That’s scary.

Why?

Well think of it this way. It’s 2013. I’ve got two children (one 12, the other 8) and a third one on the way. If I think about what is happening in the world now, there is a very real possibility that their future, the one that I may never see, will be an ugly, regimented world where food and energy are rationed down to what you can afford to buy.
There will be a need to limit the population; whether that’s because of the food shortage, space shortage or whatever, so the joy of being a parent will be limited to those who either can win / buy the right or those who are considered so essential to the running of the world that they have to continue their line.

It will be a world of sacrifices with most people just trying to live in it the best they can with the hope that their children (if they have them) will have a better world in the future.

And that scares me.

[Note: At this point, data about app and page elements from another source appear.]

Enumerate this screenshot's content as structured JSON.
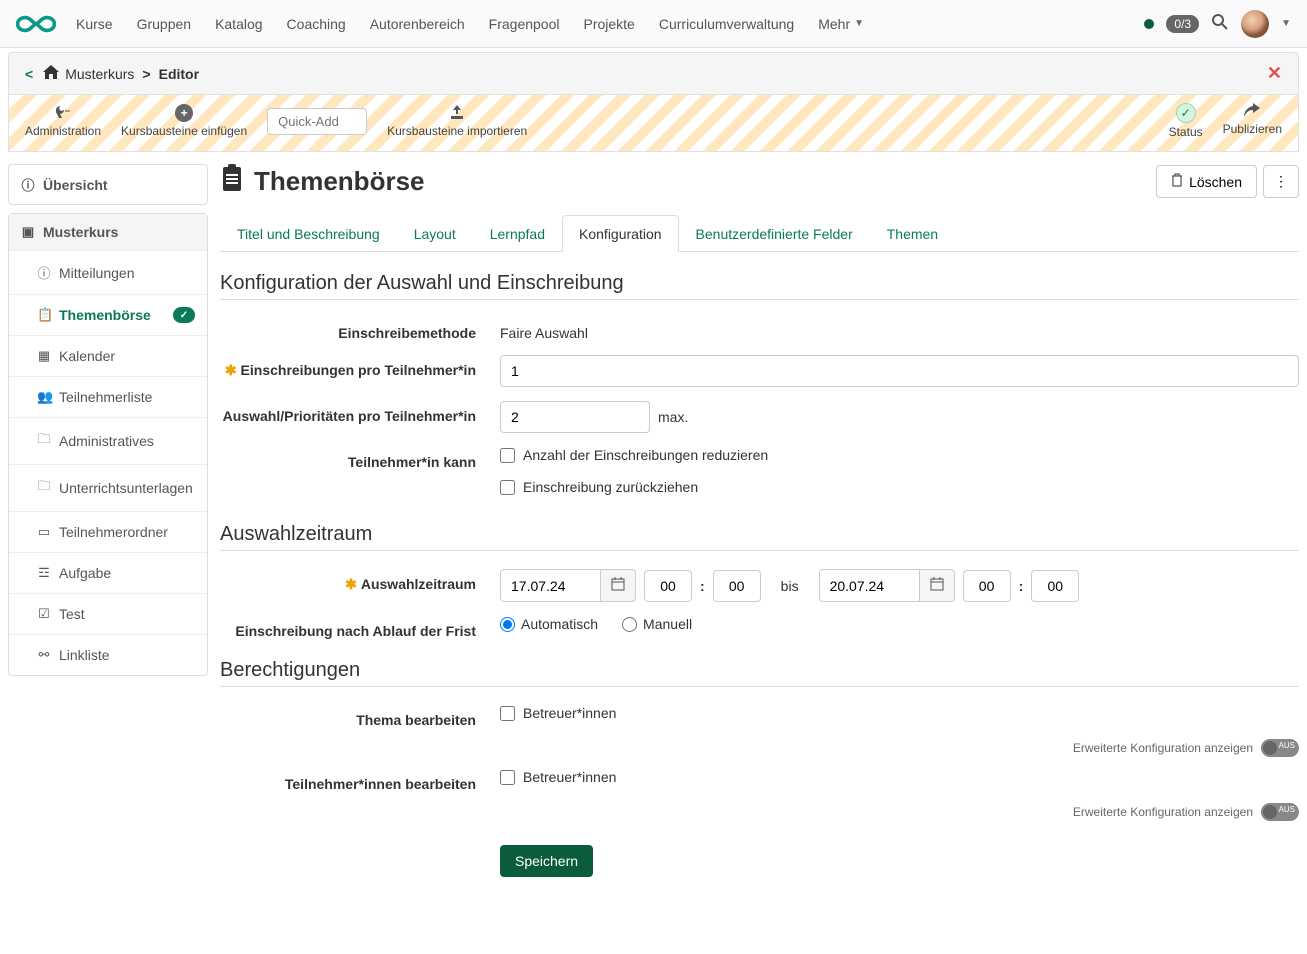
{
  "nav": {
    "items": [
      "Kurse",
      "Gruppen",
      "Katalog",
      "Coaching",
      "Autorenbereich",
      "Fragenpool",
      "Projekte",
      "Curriculumverwaltung"
    ],
    "more": "Mehr",
    "badge": "0/3"
  },
  "breadcrumb": {
    "course": "Musterkurs",
    "current": "Editor"
  },
  "toolbar": {
    "admin": "Administration",
    "insert": "Kursbausteine einfügen",
    "quickadd_placeholder": "Quick-Add",
    "import": "Kursbausteine importieren",
    "status": "Status",
    "publish": "Publizieren"
  },
  "sidebar": {
    "overview": "Übersicht",
    "course": "Musterkurs",
    "items": [
      {
        "icon": "ℹ",
        "label": "Mitteilungen"
      },
      {
        "icon": "📋",
        "label": "Themenbörse",
        "active": true,
        "badge": true
      },
      {
        "icon": "📅",
        "label": "Kalender"
      },
      {
        "icon": "👥",
        "label": "Teilnehmerliste"
      },
      {
        "icon": "📁",
        "label": "Administratives"
      },
      {
        "icon": "📁",
        "label": "Unterrichtsunterlagen"
      },
      {
        "icon": "💻",
        "label": "Teilnehmerordner"
      },
      {
        "icon": "☰",
        "label": "Aufgabe"
      },
      {
        "icon": "✓",
        "label": "Test"
      },
      {
        "icon": "🔗",
        "label": "Linkliste"
      }
    ]
  },
  "page": {
    "title": "Themenbörse",
    "delete": "Löschen"
  },
  "tabs": [
    "Titel und Beschreibung",
    "Layout",
    "Lernpfad",
    "Konfiguration",
    "Benutzerdefinierte Felder",
    "Themen"
  ],
  "active_tab": 3,
  "form": {
    "section1_title": "Konfiguration der Auswahl und Einschreibung",
    "method_label": "Einschreibemethode",
    "method_value": "Faire Auswahl",
    "enrollments_label": "Einschreibungen pro Teilnehmer*in",
    "enrollments_value": "1",
    "priorities_label": "Auswahl/Prioritäten pro Teilnehmer*in",
    "priorities_value": "2",
    "priorities_suffix": "max.",
    "participant_can_label": "Teilnehmer*in kann",
    "reduce_label": "Anzahl der Einschreibungen reduzieren",
    "withdraw_label": "Einschreibung zurückziehen",
    "section2_title": "Auswahlzeitraum",
    "period_label": "Auswahlzeitraum",
    "date_from": "17.07.24",
    "hour_from": "00",
    "min_from": "00",
    "between": "bis",
    "date_to": "20.07.24",
    "hour_to": "00",
    "min_to": "00",
    "after_deadline_label": "Einschreibung nach Ablauf der Frist",
    "auto_label": "Automatisch",
    "manual_label": "Manuell",
    "section3_title": "Berechtigungen",
    "edit_topic_label": "Thema bearbeiten",
    "supervisors_label": "Betreuer*innen",
    "edit_participants_label": "Teilnehmer*innen bearbeiten",
    "advanced_label": "Erweiterte Konfiguration anzeigen",
    "toggle_off": "AUS",
    "save": "Speichern"
  }
}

It doesn’t matter what the energy companies say, fossil fuels (even shale gas) are finite. They will run out. The population of the world is expanding and instead of helping the Africans to improve their land and grow crops to feed themselves and maybe others, we are helping them to fight each other through the Arms Business.

It’s all so backwards.

 

I don’t care about money. Actually, that’s not quite true… I do care about it, but not in a materialistic way.

I’m forced through circumstance (lack of full time teaching jobs in my area, being unable to drive and a son who needs more than usual maternal attention due to being Aspergers) to remain a stay at home mum. So I write books, publish them myself (as best I can) and volunteer in the community as a Guider.

My partner, having been thrown out of one industry for being Dyslexic and undiagnosed Aspergers, is changing career to one that suits him as a person and looking for work. Unfortunately, it’s one of those careers that (like writing) is very difficult to get into without a lot of experience. Which he doesn’t have, despite being talented at his chosen career.

I care about money because we need it to live; you can’t buy food or energy without it and the prices are getting higher every week as the more materialistic of the human race try to pull as much of the world’s money into their personal accounts.

My writing makes a little bit of money. The rest (because of the aforementioned circumstances) we have to get through the benefits system. Which people higher up the money chain are trying to pull out from under us because they think that we don’t deserve it or that we are taking too much from the country and not giving back at all.

It’s a grapefruit juice bubble existence.

Sooner or later (the latter please!) it is going to be bitten into and who knows what comes next?

 

I’m not sure that I am making any sense at the moment – blame it on Sprog, he/she seems to enjoy making me write oddly – so I will leave you with this:

 

Read “Wool” by Hugh Howey.

Enjoy the words as they burst on your mind, revel in the wonderful story, then think about what he is telling us about our world.

 

And when the next chance comes for you to vote in an election of some sort, consider what the party you are going to vote for would do with the country you live in.

Would they make it better for everyone or just for themselves?